## DATASET
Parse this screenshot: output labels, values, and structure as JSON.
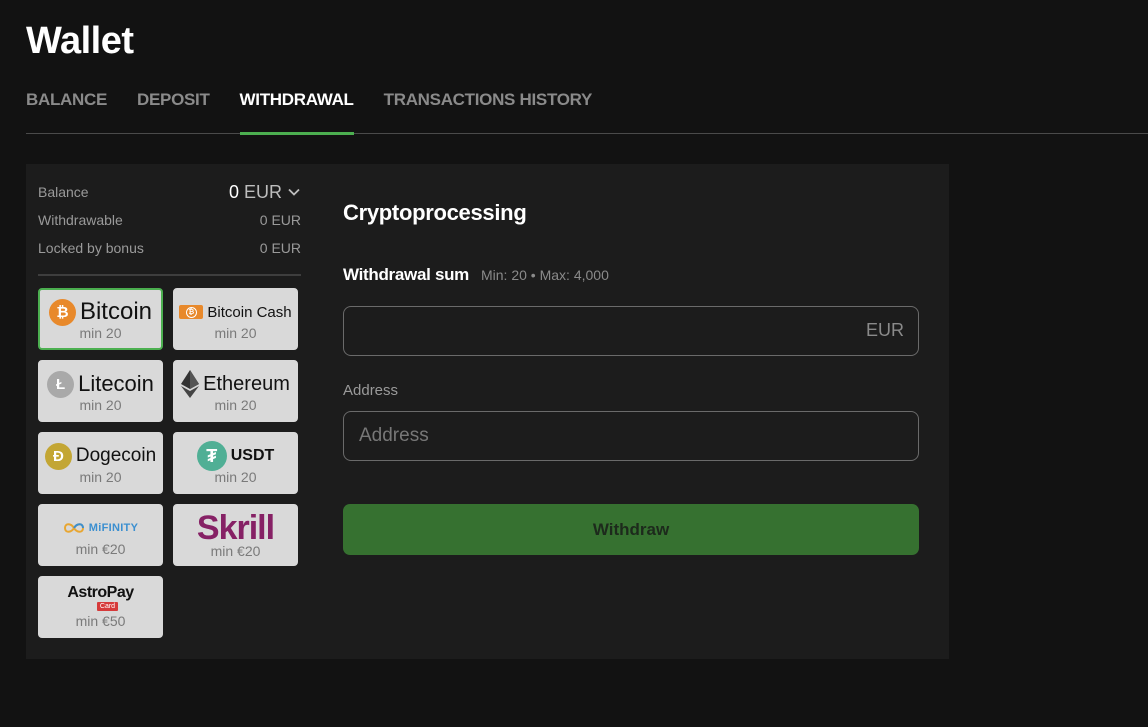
{
  "page": {
    "title": "Wallet"
  },
  "tabs": [
    {
      "label": "BALANCE",
      "active": false
    },
    {
      "label": "DEPOSIT",
      "active": false
    },
    {
      "label": "WITHDRAWAL",
      "active": true
    },
    {
      "label": "TRANSACTIONS HISTORY",
      "active": false
    }
  ],
  "balance": {
    "label": "Balance",
    "amount": "0",
    "currency": "EUR",
    "withdrawable_label": "Withdrawable",
    "withdrawable_value": "0 EUR",
    "locked_label": "Locked by bonus",
    "locked_value": "0 EUR"
  },
  "methods": [
    {
      "name": "Bitcoin",
      "min": "min 20",
      "icon": "bitcoin-icon",
      "selected": true
    },
    {
      "name": "Bitcoin Cash",
      "min": "min 20",
      "icon": "bitcoin-cash-icon",
      "selected": false
    },
    {
      "name": "Litecoin",
      "min": "min 20",
      "icon": "litecoin-icon",
      "selected": false
    },
    {
      "name": "Ethereum",
      "min": "min 20",
      "icon": "ethereum-icon",
      "selected": false
    },
    {
      "name": "Dogecoin",
      "min": "min 20",
      "icon": "dogecoin-icon",
      "selected": false
    },
    {
      "name": "USDT",
      "min": "min 20",
      "icon": "tether-icon",
      "selected": false
    },
    {
      "name": "MiFINITY",
      "min": "min €20",
      "icon": "mifinity-logo",
      "selected": false
    },
    {
      "name": "Skrill",
      "min": "min €20",
      "icon": "skrill-logo",
      "selected": false
    },
    {
      "name": "AstroPay",
      "badge": "Card",
      "min": "min €50",
      "icon": "astropay-logo",
      "selected": false
    }
  ],
  "form": {
    "title": "Cryptoprocessing",
    "sum_label": "Withdrawal sum",
    "sum_limits": "Min: 20 • Max: 4,000",
    "amount_value": "",
    "amount_currency": "EUR",
    "address_label": "Address",
    "address_placeholder": "Address",
    "address_value": "",
    "submit_label": "Withdraw"
  },
  "colors": {
    "accent": "#4caf50",
    "button": "#367130",
    "bitcoin": "#e8892b",
    "litecoin": "#a9a9a9",
    "dogecoin": "#c3a634",
    "tether": "#50af95",
    "skrill": "#862165",
    "mifinity": "#3b8fd0",
    "astropay_badge": "#d63a3a"
  }
}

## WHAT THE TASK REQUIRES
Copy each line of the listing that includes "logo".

## TASK RESULT
      "icon": "mifinity-logo",
      "icon": "skrill-logo",
      "icon": "astropay-logo",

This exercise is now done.